Adelaide, South Australia, where I live, is having a rare few days of heavy rain. We have a reputation as being the driest capital city, in the driest state, on the driest continent, but not today. A good day for being in my local library, reading science magazines, which brings me to the topic of this post.
Balls of light which float over the countryside or even down suburban streets, during a thunderstorm, are part of UFO lore. "Ball lightning" has been suggested as an explanation for some of these UFO sightings.
Now, however, an article in the 22 May 2010 "New Scientist" magazine page 10 makes a startling claim.
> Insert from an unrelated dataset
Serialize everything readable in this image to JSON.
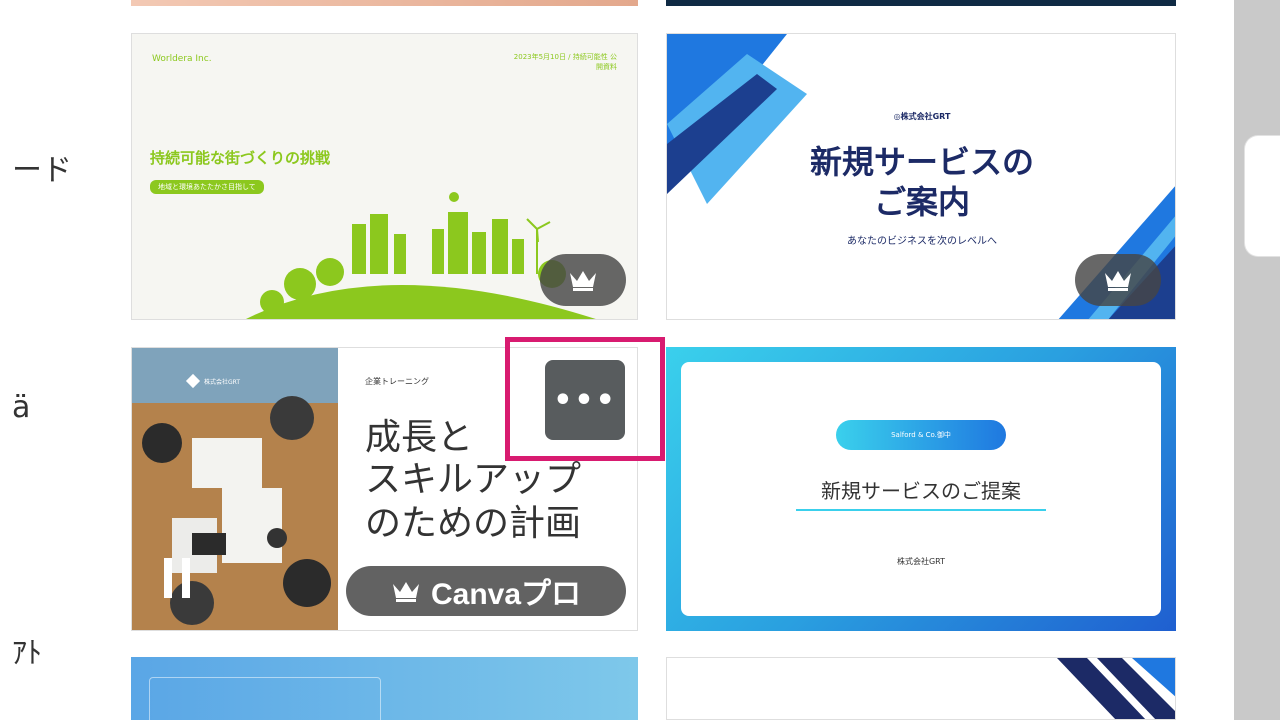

The article, by Kate McAlpine, reports on the work of Josef Peer and Alexander Kendl of the University of Innsbruck, Austria. "They estimate that someone standing between 20 and 200 metres from a [lightning] strike has a 1 per cent chance of seeing a magnetically induced hallucination" of a ball of light.
This lightning strike generates magnetic fields which trigger neurons in the brain to fire, causing the perception of a ball of light.
"The general notion that the electromagnetic field of lightning might [affect] neural tissue is interesting" says Thomas Kammer of the University of Ulm in Germany, who advised the team on neurological issues."
Introduction Between 1959 and 1972, there were over thirty individuals who served on the committee of the Victorian Flying Saucer Resea...
People have asked me how I have kept my interest alive across a 50 year time span of research? I thought about this again recently and cam...
Introduction: Recently, while reading Jacque Vallee’s latest book, ‘Forbidden Science – Volume Three,’ (2016. Documatica Research, LL...
Hi all, Dr. Michael J. Duggin, had a deep interest in the subject of UFOs, between at least 1966 and 1973, while he was in Australia. ...